## Work request
From the data, return each line holding the word "JSON".

Start of Records for the task

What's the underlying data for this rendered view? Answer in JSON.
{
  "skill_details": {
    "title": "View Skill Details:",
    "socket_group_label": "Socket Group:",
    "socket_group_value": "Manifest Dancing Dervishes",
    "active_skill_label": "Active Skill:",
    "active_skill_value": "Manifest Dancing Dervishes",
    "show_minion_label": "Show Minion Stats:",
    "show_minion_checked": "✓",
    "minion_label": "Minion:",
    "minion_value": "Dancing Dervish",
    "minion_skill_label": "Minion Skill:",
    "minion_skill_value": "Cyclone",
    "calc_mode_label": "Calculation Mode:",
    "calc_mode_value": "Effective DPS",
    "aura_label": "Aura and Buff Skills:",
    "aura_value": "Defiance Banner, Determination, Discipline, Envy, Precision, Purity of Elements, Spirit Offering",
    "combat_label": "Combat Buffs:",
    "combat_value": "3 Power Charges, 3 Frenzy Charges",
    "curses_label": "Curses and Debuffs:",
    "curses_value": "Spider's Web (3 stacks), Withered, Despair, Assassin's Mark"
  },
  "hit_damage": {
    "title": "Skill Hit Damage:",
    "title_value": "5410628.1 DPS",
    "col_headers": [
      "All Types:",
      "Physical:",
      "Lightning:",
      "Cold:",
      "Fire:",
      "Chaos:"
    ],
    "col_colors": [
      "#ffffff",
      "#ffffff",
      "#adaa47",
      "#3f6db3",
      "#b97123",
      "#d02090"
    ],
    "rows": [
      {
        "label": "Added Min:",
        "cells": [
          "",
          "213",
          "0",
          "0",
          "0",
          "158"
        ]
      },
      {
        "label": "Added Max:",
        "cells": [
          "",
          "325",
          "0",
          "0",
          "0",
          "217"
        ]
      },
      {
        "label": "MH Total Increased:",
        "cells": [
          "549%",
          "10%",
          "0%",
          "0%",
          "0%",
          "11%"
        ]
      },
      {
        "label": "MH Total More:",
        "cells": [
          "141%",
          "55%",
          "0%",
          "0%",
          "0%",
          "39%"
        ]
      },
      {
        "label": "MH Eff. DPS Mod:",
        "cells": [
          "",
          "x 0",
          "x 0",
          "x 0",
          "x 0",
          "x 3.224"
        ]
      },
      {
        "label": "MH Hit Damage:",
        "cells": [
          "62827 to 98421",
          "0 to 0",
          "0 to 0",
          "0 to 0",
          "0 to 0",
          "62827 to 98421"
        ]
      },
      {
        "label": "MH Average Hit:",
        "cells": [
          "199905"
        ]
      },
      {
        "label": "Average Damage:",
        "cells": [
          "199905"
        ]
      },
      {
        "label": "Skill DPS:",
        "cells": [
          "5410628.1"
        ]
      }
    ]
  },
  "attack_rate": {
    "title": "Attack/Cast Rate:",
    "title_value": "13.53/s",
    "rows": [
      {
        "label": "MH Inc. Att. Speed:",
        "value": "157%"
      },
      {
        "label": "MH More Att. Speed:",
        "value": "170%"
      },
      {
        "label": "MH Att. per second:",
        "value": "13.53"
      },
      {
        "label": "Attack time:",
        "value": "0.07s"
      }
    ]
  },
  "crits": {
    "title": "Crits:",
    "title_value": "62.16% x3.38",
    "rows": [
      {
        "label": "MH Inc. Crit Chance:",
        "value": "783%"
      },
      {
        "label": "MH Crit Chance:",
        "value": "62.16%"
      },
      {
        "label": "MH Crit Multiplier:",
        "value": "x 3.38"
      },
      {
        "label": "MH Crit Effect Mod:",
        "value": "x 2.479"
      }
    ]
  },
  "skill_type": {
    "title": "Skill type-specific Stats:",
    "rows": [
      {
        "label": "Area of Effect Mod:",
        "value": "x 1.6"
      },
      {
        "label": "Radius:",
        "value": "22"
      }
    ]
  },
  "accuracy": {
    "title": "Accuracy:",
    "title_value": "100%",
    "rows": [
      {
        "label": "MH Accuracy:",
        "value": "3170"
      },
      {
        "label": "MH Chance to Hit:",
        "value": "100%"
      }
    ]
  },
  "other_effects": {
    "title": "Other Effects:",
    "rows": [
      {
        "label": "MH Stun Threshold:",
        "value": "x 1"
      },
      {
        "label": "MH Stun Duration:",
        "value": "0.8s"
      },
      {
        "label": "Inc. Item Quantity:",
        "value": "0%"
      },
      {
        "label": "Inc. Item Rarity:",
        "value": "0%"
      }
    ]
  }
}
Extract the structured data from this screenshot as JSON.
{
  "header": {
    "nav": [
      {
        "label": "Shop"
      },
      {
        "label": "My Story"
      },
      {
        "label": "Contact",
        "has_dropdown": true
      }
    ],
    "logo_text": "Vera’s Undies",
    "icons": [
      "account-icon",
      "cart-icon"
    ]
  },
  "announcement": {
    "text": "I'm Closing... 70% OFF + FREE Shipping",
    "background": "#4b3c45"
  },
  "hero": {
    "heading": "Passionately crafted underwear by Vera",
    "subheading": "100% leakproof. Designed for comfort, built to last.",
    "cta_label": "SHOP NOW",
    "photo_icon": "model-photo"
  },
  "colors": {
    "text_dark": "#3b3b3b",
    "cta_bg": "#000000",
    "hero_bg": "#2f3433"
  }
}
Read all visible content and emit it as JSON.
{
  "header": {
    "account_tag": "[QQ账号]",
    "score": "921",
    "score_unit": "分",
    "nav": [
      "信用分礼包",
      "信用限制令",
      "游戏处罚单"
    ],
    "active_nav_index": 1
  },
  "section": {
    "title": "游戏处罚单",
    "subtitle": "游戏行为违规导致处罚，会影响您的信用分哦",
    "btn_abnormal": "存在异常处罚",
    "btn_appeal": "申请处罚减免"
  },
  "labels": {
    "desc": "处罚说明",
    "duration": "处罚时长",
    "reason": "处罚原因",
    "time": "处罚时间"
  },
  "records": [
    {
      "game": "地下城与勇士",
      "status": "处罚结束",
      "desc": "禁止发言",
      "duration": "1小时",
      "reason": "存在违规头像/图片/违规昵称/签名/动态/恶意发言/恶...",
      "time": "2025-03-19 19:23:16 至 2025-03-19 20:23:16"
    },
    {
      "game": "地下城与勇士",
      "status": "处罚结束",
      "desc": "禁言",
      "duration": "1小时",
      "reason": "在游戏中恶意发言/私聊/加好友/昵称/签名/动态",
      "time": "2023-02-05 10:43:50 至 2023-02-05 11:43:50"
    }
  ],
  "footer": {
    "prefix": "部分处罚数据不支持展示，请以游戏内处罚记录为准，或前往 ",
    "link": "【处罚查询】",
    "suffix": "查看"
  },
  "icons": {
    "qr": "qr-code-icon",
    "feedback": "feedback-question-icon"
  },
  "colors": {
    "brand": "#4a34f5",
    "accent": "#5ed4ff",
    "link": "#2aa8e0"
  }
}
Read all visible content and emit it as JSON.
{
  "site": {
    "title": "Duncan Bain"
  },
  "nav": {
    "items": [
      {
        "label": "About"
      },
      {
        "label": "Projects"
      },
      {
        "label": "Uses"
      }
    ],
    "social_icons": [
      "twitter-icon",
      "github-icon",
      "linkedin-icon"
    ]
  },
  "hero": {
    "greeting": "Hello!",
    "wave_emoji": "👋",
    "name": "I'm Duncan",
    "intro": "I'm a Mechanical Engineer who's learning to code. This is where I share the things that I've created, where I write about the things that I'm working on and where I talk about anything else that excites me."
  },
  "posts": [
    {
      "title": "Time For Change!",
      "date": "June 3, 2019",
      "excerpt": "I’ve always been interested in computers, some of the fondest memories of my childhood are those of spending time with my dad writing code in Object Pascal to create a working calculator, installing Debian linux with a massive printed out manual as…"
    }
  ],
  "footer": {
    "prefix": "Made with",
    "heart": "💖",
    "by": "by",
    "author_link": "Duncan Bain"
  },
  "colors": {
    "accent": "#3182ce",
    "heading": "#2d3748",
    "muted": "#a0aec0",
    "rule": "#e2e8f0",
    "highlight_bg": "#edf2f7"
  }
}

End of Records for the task

## Exercise result
What's the underlying data for this rendered view? Answer in JSON.
Extract the structured data from this screenshot as JSON.
Read all visible content and emit it as JSON.
Read all visible content and emit it as JSON.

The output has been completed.